Magnesium Production Process 80% Pidgeon, 20% Electrolytic


In the Materials tab of the UCSB Model, the Pidgeon or Electrolytic magnesium production processes must be specified. The MFERD study reported a 4-1 ratio for the Pidgeon vs. Electrolytic process, which is the same ratio selected in this Case Study.

AHSS Mass Reduction Potential. The UltraLight Family of Research (, as well as industry practice, shows that a 25% mass reduction can be achieved with AHSS compared to conventional mild steel. Optimisation techniques have yielded even greater light weighting potential. In this application, we apply a conservative 15% mass reduction value, with the assumption that the 2007 CTS steel front end utilised best fabrication technology during its development.


Table 3: 2007 CTS – Magnesium Front End – UCSB Materials Comparison Model Life Cycle Emissions Comparing Impact of MFERD and UCSB Recycling Rates

Front End Material

Production Use MFERDRecycling Life Cycle SRI-UCSB


Life Cycle
Conventional steel































Because of differences between the MFERD and UCSB models, including driving cycles, we were not able to reproduce the MFERD findings.
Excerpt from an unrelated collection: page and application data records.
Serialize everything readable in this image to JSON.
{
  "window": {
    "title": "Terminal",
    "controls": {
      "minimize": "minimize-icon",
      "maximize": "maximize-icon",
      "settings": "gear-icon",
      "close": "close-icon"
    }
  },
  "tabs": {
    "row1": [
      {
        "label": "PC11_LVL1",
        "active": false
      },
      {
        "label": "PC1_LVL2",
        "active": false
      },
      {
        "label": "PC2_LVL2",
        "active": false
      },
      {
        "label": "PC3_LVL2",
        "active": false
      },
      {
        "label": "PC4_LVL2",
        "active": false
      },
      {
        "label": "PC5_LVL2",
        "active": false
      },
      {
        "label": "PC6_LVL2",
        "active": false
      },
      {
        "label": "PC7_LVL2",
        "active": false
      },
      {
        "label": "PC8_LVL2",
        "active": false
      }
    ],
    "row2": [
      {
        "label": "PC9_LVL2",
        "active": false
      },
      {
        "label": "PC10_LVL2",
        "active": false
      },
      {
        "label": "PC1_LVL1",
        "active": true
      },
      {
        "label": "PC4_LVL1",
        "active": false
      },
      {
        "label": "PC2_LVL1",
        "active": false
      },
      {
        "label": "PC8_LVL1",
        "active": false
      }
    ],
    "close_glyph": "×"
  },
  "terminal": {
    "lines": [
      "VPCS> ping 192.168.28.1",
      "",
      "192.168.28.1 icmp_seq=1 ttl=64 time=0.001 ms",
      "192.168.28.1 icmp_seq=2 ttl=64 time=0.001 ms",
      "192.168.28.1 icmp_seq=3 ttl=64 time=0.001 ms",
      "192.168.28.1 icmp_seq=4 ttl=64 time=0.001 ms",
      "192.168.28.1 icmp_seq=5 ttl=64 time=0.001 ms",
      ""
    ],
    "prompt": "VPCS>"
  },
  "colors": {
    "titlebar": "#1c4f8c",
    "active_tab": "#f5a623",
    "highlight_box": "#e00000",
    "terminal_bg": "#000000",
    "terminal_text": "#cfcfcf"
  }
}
Nevertheless, the UCSB Model leads to the following conclusions:


  1. A life cycle assessment of automotive component-related emissions should be embedded in a full Vehicle Emissions model, as otherwise there is great potential to understate the use phase emissions.
  2. The AHSS solution is the only one that achieves reductions in mass, production emissions and use phase emissions. AHSS and aluminium show comparable life cycle emissions performance (within the accuracy of the model), especially when more realistic recycling rates are applied for aluminium. Convergence does not occur until materials recycling credits are added at end-of-life. Likewise, the magnesium front-end vehicle has higher emissions throughout its life, despite the addition of generous recycling credits at end-of-life.
  3. In the MFERD study, the recovery and shredder efficiency rates were set at the same values for all three materials. Part processing efficiency (stamping yields) varied slightly, and were equivalent for steel and aluminium; our experience is that aluminium processes result in higher scrap levels, or lower yields. Finally, it’s important to note that a high percentage of recycling is a fundamental requirement of the energy-intensive materials (magnesium and aluminium), in order to offset their production emissions. Small changes in their recycling rates will have a large impact on GHG emissions.
  4. The use of advanced powertrains (such as hybrids), advanced fuels (such as grain and cellulose ethanols) and improved driving cycles (such as the implementation of timed lights and roundabouts) can result in a dramatic reduction in use phase GHG emissions. Consequently, material production emissions will become a much more significant percentage of the total LCA GHG emissions as use phase efficiencies are achieved.
  5. As a result of the differences in use phase modeling between the UCSB model and the MFERD study, WorldAutoSteel has engaged the MFERD project team, and has established a partnership referred to as LCA in Automotive. We will be working together on future multi-material vehicle concepts, to bring common methodologies and practices forward on the assessment of materials impact to vehicle lifetime emissions, all from an LCA perspective.